When adjusting and testing:
Person A stands in a natural posture facing in the direction of the arrow The feet should be placed at somewhat less than the width of the hips. The knees are not locked and not bent, but just ever so much feeling soft. The head and neck are an extension of the spine and come straight up from the spine, and have the same basic alignment as the spine. Person B stands in line with Person A’s shoulders and facing Person A.
Person B helps person A to adjust their posture. Pay attention to the head and neck, the sway in the lower back, and the angle of the trunk, which should appear to be ever so much forward from center.
Once Person B feels like they have Person A “standing with grace and power” then Person B is to take their right hand and place the fingertips and the base of the palm of the right hand, on the center of the upper chest of Person A. (Near the top of the rib cage.)
Let Person A have a moment to acclimate to the touch, while both people take a fairly deep breath.
Person B then pushes lightly but firmly against Person A to see if they are indeed balanced. Push according to the current ability of Person A, and NOT with the intent of pushing them over. You should push with an amount of power that facilitates Person A working at between 95% and 105% of their current ability (Their “Power Learning” range). This is very important. Push them too hard and they will learn very little. Push them too softly and they will learn very little.
When being pushed, Person A should have a sense that the force of the push travels mainly in two directions – Up and out of the top of the skull, and Down and through the legs and feet. The push should help Person A to feel as if their spine is being elongated ever so much, while at the same time feeling that the push “grounds” them.
Person A should be quite careful to NOT brace against the force of the push in order to maintain balance. Breathe easily and feel the energy run throughout your entire body.
Find one or two people to practice this with so that you can learn:
A) How to better adjust your own posture.
B) What good posture looks like in others, and how you can help others maintain a posture of grace and power.
C) How to attune yourself to a partner by learning how to work in their 95%-105% Power Learning range.

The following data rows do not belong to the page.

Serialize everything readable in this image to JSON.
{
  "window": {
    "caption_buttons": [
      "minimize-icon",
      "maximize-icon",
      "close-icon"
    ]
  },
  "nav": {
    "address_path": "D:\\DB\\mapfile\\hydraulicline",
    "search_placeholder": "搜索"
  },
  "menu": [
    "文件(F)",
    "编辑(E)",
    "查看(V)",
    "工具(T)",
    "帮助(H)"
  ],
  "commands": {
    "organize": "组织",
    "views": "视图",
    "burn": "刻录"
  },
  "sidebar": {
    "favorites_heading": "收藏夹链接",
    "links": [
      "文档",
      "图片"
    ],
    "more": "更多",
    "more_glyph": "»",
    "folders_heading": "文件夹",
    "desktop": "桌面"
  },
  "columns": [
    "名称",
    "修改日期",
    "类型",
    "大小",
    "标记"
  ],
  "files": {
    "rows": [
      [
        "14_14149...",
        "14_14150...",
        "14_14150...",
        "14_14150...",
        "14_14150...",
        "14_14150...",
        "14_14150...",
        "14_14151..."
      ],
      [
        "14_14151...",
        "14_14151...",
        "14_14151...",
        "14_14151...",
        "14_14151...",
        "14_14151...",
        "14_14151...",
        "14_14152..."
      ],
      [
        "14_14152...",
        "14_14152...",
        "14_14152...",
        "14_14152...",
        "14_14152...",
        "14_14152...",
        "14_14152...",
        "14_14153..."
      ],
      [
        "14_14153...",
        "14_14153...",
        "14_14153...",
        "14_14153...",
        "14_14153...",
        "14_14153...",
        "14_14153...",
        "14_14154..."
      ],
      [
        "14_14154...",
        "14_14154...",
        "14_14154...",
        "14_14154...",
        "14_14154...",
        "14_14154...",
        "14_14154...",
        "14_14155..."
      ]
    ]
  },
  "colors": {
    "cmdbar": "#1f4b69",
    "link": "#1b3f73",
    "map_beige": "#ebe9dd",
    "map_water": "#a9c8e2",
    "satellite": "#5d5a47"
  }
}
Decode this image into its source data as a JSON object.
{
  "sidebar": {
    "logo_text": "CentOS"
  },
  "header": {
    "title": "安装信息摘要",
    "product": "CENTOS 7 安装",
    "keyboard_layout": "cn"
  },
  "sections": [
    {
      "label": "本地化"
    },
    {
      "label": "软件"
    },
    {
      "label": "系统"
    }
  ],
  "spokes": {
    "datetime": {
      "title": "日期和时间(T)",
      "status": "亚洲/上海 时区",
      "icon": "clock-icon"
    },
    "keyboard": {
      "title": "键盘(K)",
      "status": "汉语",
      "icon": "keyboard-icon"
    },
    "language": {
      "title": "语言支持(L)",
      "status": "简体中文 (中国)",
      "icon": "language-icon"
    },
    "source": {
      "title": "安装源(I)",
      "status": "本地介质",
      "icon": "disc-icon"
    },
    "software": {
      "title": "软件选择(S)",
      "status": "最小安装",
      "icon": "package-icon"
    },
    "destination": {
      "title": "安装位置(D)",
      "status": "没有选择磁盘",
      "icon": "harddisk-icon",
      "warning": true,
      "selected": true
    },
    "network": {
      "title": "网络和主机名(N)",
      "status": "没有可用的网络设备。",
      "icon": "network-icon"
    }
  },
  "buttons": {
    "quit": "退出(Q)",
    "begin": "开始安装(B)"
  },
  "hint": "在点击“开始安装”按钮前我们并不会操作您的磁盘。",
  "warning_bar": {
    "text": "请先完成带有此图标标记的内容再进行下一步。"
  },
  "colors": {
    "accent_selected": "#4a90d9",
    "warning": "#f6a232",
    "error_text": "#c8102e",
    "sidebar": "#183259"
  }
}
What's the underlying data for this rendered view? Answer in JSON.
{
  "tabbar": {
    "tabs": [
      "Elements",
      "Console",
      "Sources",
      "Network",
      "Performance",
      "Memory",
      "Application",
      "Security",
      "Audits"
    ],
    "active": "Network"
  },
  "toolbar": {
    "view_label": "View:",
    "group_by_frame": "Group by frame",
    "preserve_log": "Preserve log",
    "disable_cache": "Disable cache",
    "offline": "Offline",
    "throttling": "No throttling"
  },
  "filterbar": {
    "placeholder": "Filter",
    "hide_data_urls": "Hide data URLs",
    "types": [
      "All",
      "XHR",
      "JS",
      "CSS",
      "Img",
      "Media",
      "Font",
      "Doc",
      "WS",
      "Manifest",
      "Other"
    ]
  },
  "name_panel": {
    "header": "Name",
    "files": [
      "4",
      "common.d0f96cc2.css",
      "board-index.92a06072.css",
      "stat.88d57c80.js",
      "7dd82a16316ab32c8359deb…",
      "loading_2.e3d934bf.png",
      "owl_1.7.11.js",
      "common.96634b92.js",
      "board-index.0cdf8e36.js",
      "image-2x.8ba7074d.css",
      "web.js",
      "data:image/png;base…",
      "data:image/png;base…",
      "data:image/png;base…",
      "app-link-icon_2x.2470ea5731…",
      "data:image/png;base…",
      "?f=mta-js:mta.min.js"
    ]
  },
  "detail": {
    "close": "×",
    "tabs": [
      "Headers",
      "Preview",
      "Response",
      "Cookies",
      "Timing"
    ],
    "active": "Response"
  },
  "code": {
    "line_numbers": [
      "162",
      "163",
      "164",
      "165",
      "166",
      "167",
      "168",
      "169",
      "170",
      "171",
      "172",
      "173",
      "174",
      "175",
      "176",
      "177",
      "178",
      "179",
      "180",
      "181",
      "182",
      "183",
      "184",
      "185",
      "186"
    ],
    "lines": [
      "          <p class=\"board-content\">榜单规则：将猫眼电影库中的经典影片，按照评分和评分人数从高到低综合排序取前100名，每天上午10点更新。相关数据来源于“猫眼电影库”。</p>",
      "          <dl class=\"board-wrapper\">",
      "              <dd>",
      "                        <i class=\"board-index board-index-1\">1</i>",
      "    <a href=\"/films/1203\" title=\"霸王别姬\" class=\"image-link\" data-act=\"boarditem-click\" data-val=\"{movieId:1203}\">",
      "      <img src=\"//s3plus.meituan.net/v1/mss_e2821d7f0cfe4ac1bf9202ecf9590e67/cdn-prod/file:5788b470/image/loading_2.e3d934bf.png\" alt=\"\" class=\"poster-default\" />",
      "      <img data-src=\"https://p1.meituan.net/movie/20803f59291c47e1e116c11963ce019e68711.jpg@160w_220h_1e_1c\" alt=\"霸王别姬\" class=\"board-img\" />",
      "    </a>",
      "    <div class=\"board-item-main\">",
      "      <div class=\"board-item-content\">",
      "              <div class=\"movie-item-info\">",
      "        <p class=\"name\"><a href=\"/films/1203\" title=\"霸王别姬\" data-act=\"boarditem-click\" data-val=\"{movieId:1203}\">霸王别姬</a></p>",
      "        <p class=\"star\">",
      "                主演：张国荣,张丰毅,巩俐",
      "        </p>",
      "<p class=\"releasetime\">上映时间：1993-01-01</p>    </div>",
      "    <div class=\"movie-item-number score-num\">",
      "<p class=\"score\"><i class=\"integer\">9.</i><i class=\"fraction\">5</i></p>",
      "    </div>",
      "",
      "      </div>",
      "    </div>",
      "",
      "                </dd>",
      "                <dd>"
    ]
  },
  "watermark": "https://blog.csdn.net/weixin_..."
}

You can also do this exercise from a seated position. If so, Person A will need to sit somewhat close to the edge of their chair.
Possible Additional Activities
- Prior to getting into position, develop an “as if” statement. You make a statement about what you would like to accomplish “AS IF” it was already accomplished.
- Once you have the statement clearly in mind, then go ahead and do the practice, and from time to time, in a nice, slow, relaxed rhythm, repeat your “as if” statement to yourself. If you are by yourself, say your “as if” statement out loud.
- At the same time that you are doing all of this, notice from time to time how various aspects of your experience change.
- Do the practice while practicing giving a speech, or making a declaration to someone.